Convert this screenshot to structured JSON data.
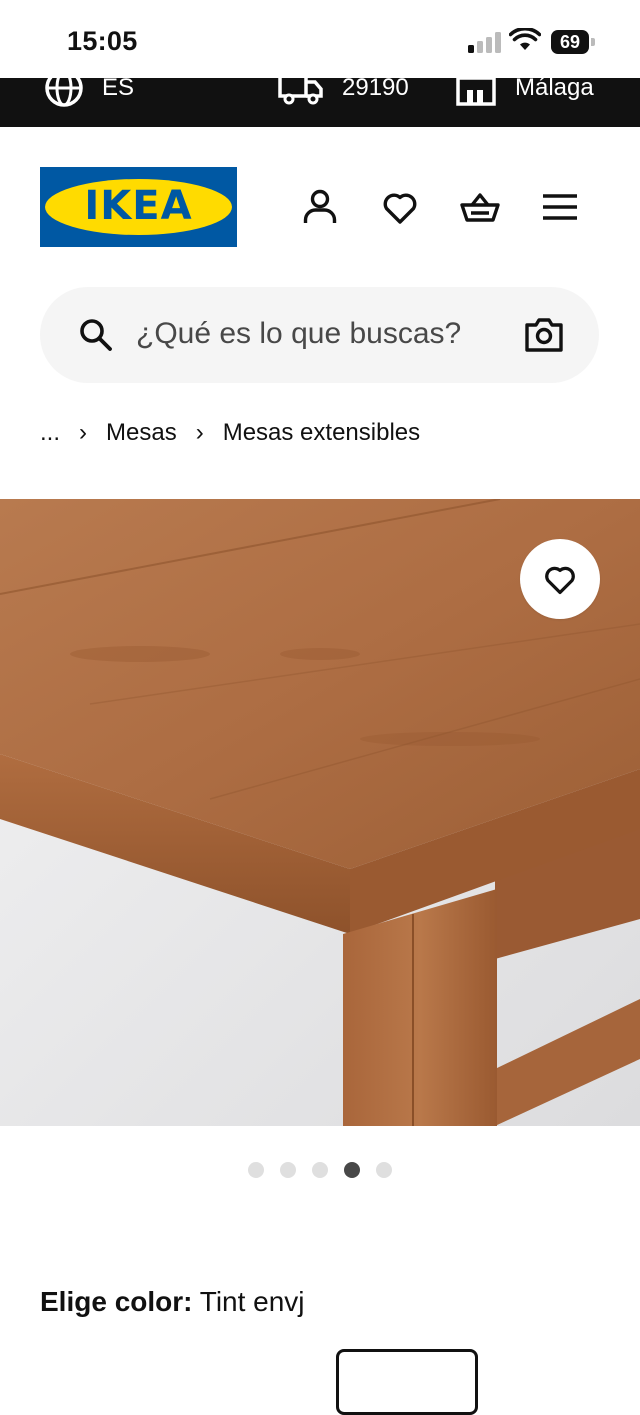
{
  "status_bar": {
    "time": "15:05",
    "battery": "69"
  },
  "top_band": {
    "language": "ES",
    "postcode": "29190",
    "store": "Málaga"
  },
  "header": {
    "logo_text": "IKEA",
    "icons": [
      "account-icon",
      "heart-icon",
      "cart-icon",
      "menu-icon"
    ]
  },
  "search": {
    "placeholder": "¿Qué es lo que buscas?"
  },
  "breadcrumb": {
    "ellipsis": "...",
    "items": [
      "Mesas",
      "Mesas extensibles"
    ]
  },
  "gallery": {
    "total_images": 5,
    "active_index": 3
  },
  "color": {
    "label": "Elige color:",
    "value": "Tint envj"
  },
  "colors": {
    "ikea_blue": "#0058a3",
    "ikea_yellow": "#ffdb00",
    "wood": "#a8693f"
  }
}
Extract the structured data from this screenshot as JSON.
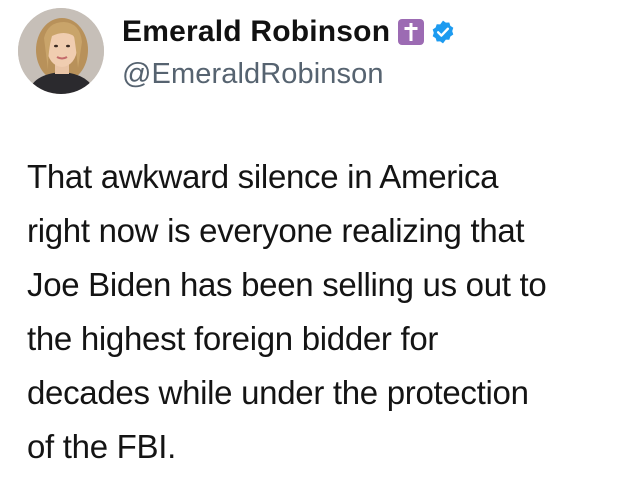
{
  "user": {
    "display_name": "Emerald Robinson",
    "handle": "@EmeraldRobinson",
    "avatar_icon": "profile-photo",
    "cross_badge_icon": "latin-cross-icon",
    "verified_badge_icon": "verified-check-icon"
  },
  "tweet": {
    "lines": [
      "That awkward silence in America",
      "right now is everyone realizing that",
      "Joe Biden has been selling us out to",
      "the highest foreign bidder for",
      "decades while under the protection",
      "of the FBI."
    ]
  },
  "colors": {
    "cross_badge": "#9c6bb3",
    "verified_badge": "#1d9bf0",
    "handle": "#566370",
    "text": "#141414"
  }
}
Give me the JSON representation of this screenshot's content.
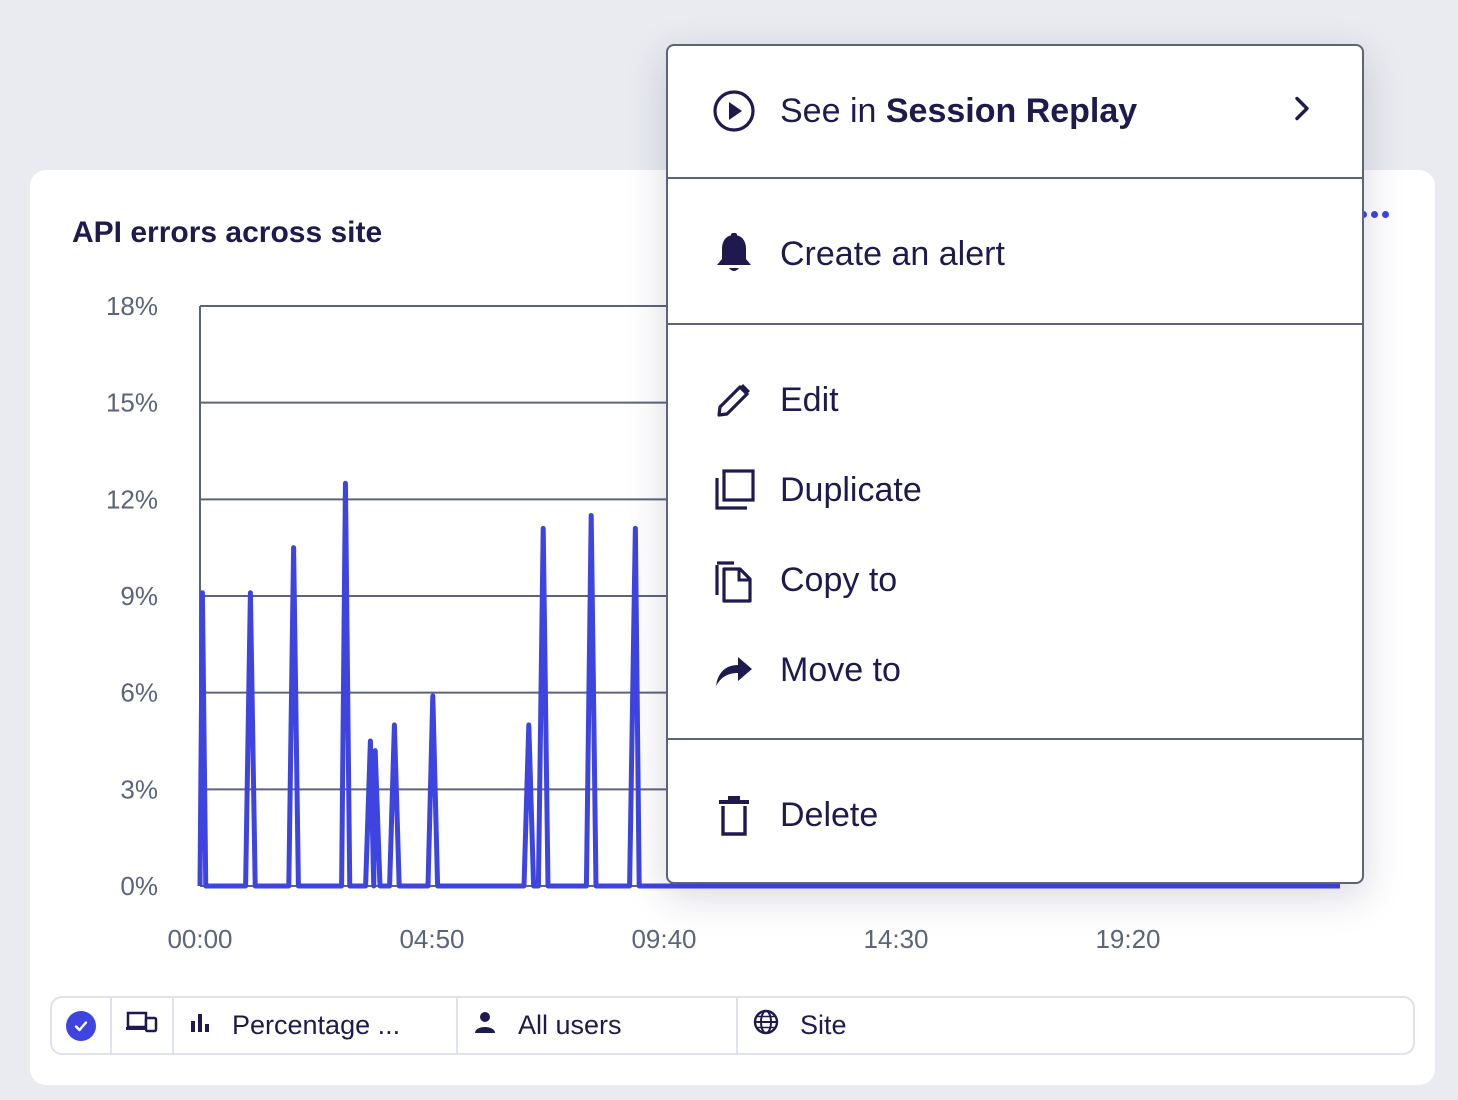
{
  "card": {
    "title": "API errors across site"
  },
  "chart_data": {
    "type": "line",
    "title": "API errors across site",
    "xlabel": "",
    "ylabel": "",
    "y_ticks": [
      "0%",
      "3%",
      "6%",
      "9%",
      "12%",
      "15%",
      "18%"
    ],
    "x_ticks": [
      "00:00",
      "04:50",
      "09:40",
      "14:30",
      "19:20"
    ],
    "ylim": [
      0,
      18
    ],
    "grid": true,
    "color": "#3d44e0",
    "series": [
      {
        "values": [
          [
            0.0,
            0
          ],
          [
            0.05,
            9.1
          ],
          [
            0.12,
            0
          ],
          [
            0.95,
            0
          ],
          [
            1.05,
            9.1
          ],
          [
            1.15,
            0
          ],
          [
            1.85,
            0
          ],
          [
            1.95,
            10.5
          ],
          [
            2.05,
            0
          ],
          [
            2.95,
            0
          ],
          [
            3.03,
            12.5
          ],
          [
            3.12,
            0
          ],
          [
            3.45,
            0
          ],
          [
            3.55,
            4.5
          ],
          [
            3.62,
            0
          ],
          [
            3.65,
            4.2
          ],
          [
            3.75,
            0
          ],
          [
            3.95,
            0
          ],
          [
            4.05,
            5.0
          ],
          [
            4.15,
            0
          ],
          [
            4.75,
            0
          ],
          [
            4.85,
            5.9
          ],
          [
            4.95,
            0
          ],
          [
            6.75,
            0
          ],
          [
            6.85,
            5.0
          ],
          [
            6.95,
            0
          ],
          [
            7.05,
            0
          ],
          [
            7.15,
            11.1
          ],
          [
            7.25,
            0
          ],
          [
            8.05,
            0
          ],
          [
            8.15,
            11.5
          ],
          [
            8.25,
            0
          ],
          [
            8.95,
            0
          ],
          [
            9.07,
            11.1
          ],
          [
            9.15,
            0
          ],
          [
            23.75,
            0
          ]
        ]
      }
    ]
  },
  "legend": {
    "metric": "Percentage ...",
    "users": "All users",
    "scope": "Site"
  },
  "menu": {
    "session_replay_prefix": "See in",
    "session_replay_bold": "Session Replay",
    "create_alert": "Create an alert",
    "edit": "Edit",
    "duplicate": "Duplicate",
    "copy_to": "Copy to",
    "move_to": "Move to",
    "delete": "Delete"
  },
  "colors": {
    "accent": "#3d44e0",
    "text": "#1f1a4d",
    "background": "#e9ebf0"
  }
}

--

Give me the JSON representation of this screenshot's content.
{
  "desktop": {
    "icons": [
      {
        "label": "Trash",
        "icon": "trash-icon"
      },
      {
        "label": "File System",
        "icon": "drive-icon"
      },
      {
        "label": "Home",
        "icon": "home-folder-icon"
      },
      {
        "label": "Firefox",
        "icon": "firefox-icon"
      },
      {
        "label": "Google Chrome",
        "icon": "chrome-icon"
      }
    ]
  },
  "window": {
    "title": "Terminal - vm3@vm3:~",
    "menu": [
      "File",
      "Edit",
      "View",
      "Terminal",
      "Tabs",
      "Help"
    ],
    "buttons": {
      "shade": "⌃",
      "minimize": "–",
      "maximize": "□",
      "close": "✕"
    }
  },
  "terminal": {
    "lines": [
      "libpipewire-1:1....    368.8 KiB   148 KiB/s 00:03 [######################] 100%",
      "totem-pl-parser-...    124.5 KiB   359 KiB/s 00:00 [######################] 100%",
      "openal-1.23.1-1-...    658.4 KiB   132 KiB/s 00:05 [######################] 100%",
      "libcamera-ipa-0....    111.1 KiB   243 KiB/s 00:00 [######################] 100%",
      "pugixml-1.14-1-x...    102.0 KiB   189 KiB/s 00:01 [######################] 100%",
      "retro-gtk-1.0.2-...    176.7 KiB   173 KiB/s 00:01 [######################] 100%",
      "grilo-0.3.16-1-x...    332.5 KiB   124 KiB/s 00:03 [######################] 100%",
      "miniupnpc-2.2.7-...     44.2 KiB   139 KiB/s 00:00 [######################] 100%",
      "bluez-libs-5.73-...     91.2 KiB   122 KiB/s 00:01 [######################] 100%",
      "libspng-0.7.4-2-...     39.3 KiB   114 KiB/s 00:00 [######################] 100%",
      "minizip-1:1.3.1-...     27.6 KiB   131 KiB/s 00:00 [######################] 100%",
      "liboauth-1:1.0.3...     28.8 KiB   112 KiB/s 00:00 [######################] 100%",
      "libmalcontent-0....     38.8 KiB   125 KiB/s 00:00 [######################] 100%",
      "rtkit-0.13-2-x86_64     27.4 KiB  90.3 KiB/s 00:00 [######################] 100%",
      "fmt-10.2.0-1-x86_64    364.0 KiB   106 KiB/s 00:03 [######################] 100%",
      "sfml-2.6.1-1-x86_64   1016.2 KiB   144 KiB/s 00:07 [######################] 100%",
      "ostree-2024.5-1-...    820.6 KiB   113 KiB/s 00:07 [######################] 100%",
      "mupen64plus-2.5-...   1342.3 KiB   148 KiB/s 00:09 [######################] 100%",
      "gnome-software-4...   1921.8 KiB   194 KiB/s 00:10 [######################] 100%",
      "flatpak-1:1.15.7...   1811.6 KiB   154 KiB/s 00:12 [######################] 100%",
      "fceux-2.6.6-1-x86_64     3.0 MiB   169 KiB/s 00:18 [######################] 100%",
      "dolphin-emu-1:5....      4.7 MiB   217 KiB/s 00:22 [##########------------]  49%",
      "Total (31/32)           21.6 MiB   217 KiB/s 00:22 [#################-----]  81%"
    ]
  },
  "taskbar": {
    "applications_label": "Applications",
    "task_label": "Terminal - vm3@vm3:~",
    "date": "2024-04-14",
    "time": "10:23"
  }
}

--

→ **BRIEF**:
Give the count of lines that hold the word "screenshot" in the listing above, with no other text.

→ **ANSWER TO THE PROBLEM**:
4